━━━ DATA TO USE ━━━

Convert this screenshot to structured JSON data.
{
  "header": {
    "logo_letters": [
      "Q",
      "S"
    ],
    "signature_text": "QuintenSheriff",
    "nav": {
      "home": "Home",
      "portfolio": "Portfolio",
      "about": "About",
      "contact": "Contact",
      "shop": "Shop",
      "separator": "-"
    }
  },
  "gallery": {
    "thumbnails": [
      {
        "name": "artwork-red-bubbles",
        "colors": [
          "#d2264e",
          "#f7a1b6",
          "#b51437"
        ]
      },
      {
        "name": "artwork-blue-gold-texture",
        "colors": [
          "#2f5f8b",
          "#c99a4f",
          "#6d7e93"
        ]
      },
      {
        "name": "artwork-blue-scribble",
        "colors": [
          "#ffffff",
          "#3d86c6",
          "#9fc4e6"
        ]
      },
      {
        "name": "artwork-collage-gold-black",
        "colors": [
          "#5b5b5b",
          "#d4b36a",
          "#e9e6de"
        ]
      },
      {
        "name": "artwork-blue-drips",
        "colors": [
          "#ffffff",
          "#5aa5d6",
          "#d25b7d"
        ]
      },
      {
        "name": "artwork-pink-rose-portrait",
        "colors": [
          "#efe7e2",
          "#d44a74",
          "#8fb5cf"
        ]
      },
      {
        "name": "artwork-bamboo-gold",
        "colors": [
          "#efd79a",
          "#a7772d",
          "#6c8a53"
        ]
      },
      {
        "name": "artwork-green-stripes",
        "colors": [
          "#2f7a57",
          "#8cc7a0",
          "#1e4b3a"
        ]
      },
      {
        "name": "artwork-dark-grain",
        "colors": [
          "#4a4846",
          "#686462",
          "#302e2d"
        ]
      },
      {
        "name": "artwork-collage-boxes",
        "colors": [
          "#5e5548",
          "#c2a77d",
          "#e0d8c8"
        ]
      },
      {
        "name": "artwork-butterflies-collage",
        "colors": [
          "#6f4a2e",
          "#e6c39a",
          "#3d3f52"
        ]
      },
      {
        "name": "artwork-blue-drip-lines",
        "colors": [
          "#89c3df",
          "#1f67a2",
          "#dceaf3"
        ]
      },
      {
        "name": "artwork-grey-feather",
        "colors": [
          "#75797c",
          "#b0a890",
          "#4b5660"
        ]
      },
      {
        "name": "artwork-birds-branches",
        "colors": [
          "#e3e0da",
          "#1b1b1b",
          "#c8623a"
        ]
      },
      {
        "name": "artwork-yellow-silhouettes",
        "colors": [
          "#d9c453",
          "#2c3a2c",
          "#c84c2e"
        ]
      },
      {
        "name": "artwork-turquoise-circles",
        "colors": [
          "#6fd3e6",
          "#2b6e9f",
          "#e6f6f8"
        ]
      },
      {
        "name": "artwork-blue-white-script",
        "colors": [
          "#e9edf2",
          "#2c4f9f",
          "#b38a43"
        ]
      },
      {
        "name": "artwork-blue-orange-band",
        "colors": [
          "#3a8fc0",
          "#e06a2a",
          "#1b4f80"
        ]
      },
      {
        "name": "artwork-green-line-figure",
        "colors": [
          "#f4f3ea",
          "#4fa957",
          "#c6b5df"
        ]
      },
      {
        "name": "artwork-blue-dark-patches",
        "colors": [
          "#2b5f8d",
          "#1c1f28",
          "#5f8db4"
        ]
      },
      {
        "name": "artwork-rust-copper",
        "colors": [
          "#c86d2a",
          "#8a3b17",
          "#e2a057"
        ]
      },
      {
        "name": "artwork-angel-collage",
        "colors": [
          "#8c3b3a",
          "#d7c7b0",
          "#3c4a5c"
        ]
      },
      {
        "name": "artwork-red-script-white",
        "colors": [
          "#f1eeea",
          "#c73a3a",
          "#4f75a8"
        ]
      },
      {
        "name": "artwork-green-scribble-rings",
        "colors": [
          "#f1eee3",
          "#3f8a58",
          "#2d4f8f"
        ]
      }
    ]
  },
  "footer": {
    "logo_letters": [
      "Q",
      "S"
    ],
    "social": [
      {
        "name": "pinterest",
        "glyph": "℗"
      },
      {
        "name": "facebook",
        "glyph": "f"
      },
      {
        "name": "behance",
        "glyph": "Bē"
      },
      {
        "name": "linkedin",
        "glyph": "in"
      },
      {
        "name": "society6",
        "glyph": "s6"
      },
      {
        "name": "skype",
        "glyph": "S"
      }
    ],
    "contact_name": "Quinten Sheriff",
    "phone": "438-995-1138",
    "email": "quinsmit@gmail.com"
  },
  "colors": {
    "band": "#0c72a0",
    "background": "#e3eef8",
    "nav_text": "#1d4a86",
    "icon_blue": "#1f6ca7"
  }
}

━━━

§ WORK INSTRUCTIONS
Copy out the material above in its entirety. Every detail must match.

§ EXERCISE SOLUTION
Convert this screenshot to structured JSON data.
{
  "header": {
    "logo_letters": [
      "Q",
      "S"
    ],
    "signature_text": "QuintenSheriff",
    "nav": {
      "home": "Home",
      "portfolio": "Portfolio",
      "about": "About",
      "contact": "Contact",
      "shop": "Shop",
      "separator": "-"
    }
  },
  "gallery": {
    "thumbnails": [
      {
        "name": "artwork-red-bubbles",
        "colors": [
          "#d2264e",
          "#f7a1b6",
          "#b51437"
        ]
      },
      {
        "name": "artwork-blue-gold-texture",
        "colors": [
          "#2f5f8b",
          "#c99a4f",
          "#6d7e93"
        ]
      },
      {
        "name": "artwork-blue-scribble",
        "colors": [
          "#ffffff",
          "#3d86c6",
          "#9fc4e6"
        ]
      },
      {
        "name": "artwork-collage-gold-black",
        "colors": [
          "#5b5b5b",
          "#d4b36a",
          "#e9e6de"
        ]
      },
      {
        "name": "artwork-blue-drips",
        "colors": [
          "#ffffff",
          "#5aa5d6",
          "#d25b7d"
        ]
      },
      {
        "name": "artwork-pink-rose-portrait",
        "colors": [
          "#efe7e2",
          "#d44a74",
          "#8fb5cf"
        ]
      },
      {
        "name": "artwork-bamboo-gold",
        "colors": [
          "#efd79a",
          "#a7772d",
          "#6c8a53"
        ]
      },
      {
        "name": "artwork-green-stripes",
        "colors": [
          "#2f7a57",
          "#8cc7a0",
          "#1e4b3a"
        ]
      },
      {
        "name": "artwork-dark-grain",
        "colors": [
          "#4a4846",
          "#686462",
          "#302e2d"
        ]
      },
      {
        "name": "artwork-collage-boxes",
        "colors": [
          "#5e5548",
          "#c2a77d",
          "#e0d8c8"
        ]
      },
      {
        "name": "artwork-butterflies-collage",
        "colors": [
          "#6f4a2e",
          "#e6c39a",
          "#3d3f52"
        ]
      },
      {
        "name": "artwork-blue-drip-lines",
        "colors": [
          "#89c3df",
          "#1f67a2",
          "#dceaf3"
        ]
      },
      {
        "name": "artwork-grey-feather",
        "colors": [
          "#75797c",
          "#b0a890",
          "#4b5660"
        ]
      },
      {
        "name": "artwork-birds-branches",
        "colors": [
          "#e3e0da",
          "#1b1b1b",
          "#c8623a"
        ]
      },
      {
        "name": "artwork-yellow-silhouettes",
        "colors": [
          "#d9c453",
          "#2c3a2c",
          "#c84c2e"
        ]
      },
      {
        "name": "artwork-turquoise-circles",
        "colors": [
          "#6fd3e6",
          "#2b6e9f",
          "#e6f6f8"
        ]
      },
      {
        "name": "artwork-blue-white-script",
        "colors": [
          "#e9edf2",
          "#2c4f9f",
          "#b38a43"
        ]
      },
      {
        "name": "artwork-blue-orange-band",
        "colors": [
          "#3a8fc0",
          "#e06a2a",
          "#1b4f80"
        ]
      },
      {
        "name": "artwork-green-line-figure",
        "colors": [
          "#f4f3ea",
          "#4fa957",
          "#c6b5df"
        ]
      },
      {
        "name": "artwork-blue-dark-patches",
        "colors": [
          "#2b5f8d",
          "#1c1f28",
          "#5f8db4"
        ]
      },
      {
        "name": "artwork-rust-copper",
        "colors": [
          "#c86d2a",
          "#8a3b17",
          "#e2a057"
        ]
      },
      {
        "name": "artwork-angel-collage",
        "colors": [
          "#8c3b3a",
          "#d7c7b0",
          "#3c4a5c"
        ]
      },
      {
        "name": "artwork-red-script-white",
        "colors": [
          "#f1eeea",
          "#c73a3a",
          "#4f75a8"
        ]
      },
      {
        "name": "artwork-green-scribble-rings",
        "colors": [
          "#f1eee3",
          "#3f8a58",
          "#2d4f8f"
        ]
      }
    ]
  },
  "footer": {
    "logo_letters": [
      "Q",
      "S"
    ],
    "social": [
      {
        "name": "pinterest",
        "glyph": "℗"
      },
      {
        "name": "facebook",
        "glyph": "f"
      },
      {
        "name": "behance",
        "glyph": "Bē"
      },
      {
        "name": "linkedin",
        "glyph": "in"
      },
      {
        "name": "society6",
        "glyph": "s6"
      },
      {
        "name": "skype",
        "glyph": "S"
      }
    ],
    "contact_name": "Quinten Sheriff",
    "phone": "438-995-1138",
    "email": "quinsmit@gmail.com"
  },
  "colors": {
    "band": "#0c72a0",
    "background": "#e3eef8",
    "nav_text": "#1d4a86",
    "icon_blue": "#1f6ca7"
  }
}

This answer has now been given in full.